Exact copies of all the lines below are needed, without the pictures.

━━━━━━━━━━━━━━━━━━━━━━━━━━━━━━

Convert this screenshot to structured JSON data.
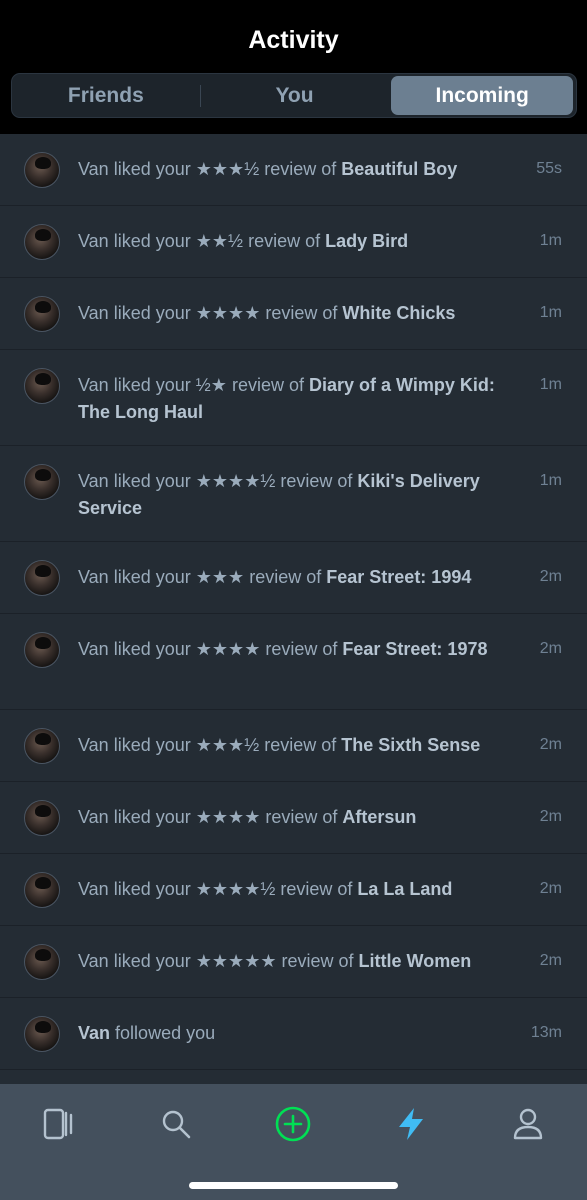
{
  "header": {
    "title": "Activity"
  },
  "tabs": [
    {
      "label": "Friends",
      "active": false
    },
    {
      "label": "You",
      "active": false
    },
    {
      "label": "Incoming",
      "active": true
    }
  ],
  "rows": [
    {
      "user": "Van",
      "pre": "liked your",
      "stars": "★★★½",
      "mid": "review of",
      "film": "Beautiful Boy",
      "time": "55s"
    },
    {
      "user": "Van",
      "pre": "liked your",
      "stars": "★★½",
      "mid": "review of",
      "film": "Lady Bird",
      "time": "1m"
    },
    {
      "user": "Van",
      "pre": "liked your",
      "stars": "★★★★",
      "mid": "review of",
      "film": "White Chicks",
      "time": "1m"
    },
    {
      "user": "Van",
      "pre": "liked your",
      "stars": "½★",
      "mid": "review of",
      "film": "Diary of a Wimpy Kid: The Long Haul",
      "time": "1m"
    },
    {
      "user": "Van",
      "pre": "liked your",
      "stars": "★★★★½",
      "mid": "review of",
      "film": "Kiki's Delivery Service",
      "time": "1m"
    },
    {
      "user": "Van",
      "pre": "liked your",
      "stars": "★★★",
      "mid": "review of",
      "film": "Fear Street: 1994",
      "time": "2m"
    },
    {
      "user": "Van",
      "pre": "liked your",
      "stars": "★★★★",
      "mid": "review of",
      "film": "Fear Street: 1978",
      "time": "2m"
    },
    {
      "user": "Van",
      "pre": "liked your",
      "stars": "★★★½",
      "mid": "review of",
      "film": "The Sixth Sense",
      "time": "2m"
    },
    {
      "user": "Van",
      "pre": "liked your",
      "stars": "★★★★",
      "mid": "review of",
      "film": "Aftersun",
      "time": "2m"
    },
    {
      "user": "Van",
      "pre": "liked your",
      "stars": "★★★★½",
      "mid": "review of",
      "film": "La La Land",
      "time": "2m"
    },
    {
      "user": "Van",
      "pre": "liked your",
      "stars": "★★★★★",
      "mid": "review of",
      "film": "Little Women",
      "time": "2m"
    }
  ],
  "follow_row": {
    "user": "Van",
    "text": "followed you",
    "time": "13m"
  },
  "tabbar": [
    {
      "icon": "films-icon",
      "active": false
    },
    {
      "icon": "search-icon",
      "active": false
    },
    {
      "icon": "add-icon",
      "active": false,
      "color": "#00e054"
    },
    {
      "icon": "activity-bolt-icon",
      "active": true,
      "color": "#40bcf4"
    },
    {
      "icon": "profile-icon",
      "active": false
    }
  ]
}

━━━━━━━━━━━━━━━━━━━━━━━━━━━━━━

* **Final answer**:
Convert this screenshot to structured JSON data.
{
  "header": {
    "title": "Activity"
  },
  "tabs": [
    {
      "label": "Friends",
      "active": false
    },
    {
      "label": "You",
      "active": false
    },
    {
      "label": "Incoming",
      "active": true
    }
  ],
  "rows": [
    {
      "user": "Van",
      "pre": "liked your",
      "stars": "★★★½",
      "mid": "review of",
      "film": "Beautiful Boy",
      "time": "55s"
    },
    {
      "user": "Van",
      "pre": "liked your",
      "stars": "★★½",
      "mid": "review of",
      "film": "Lady Bird",
      "time": "1m"
    },
    {
      "user": "Van",
      "pre": "liked your",
      "stars": "★★★★",
      "mid": "review of",
      "film": "White Chicks",
      "time": "1m"
    },
    {
      "user": "Van",
      "pre": "liked your",
      "stars": "½★",
      "mid": "review of",
      "film": "Diary of a Wimpy Kid: The Long Haul",
      "time": "1m"
    },
    {
      "user": "Van",
      "pre": "liked your",
      "stars": "★★★★½",
      "mid": "review of",
      "film": "Kiki's Delivery Service",
      "time": "1m"
    },
    {
      "user": "Van",
      "pre": "liked your",
      "stars": "★★★",
      "mid": "review of",
      "film": "Fear Street: 1994",
      "time": "2m"
    },
    {
      "user": "Van",
      "pre": "liked your",
      "stars": "★★★★",
      "mid": "review of",
      "film": "Fear Street: 1978",
      "time": "2m"
    },
    {
      "user": "Van",
      "pre": "liked your",
      "stars": "★★★½",
      "mid": "review of",
      "film": "The Sixth Sense",
      "time": "2m"
    },
    {
      "user": "Van",
      "pre": "liked your",
      "stars": "★★★★",
      "mid": "review of",
      "film": "Aftersun",
      "time": "2m"
    },
    {
      "user": "Van",
      "pre": "liked your",
      "stars": "★★★★½",
      "mid": "review of",
      "film": "La La Land",
      "time": "2m"
    },
    {
      "user": "Van",
      "pre": "liked your",
      "stars": "★★★★★",
      "mid": "review of",
      "film": "Little Women",
      "time": "2m"
    }
  ],
  "follow_row": {
    "user": "Van",
    "text": "followed you",
    "time": "13m"
  },
  "tabbar": [
    {
      "icon": "films-icon",
      "active": false
    },
    {
      "icon": "search-icon",
      "active": false
    },
    {
      "icon": "add-icon",
      "active": false,
      "color": "#00e054"
    },
    {
      "icon": "activity-bolt-icon",
      "active": true,
      "color": "#40bcf4"
    },
    {
      "icon": "profile-icon",
      "active": false
    }
  ]
}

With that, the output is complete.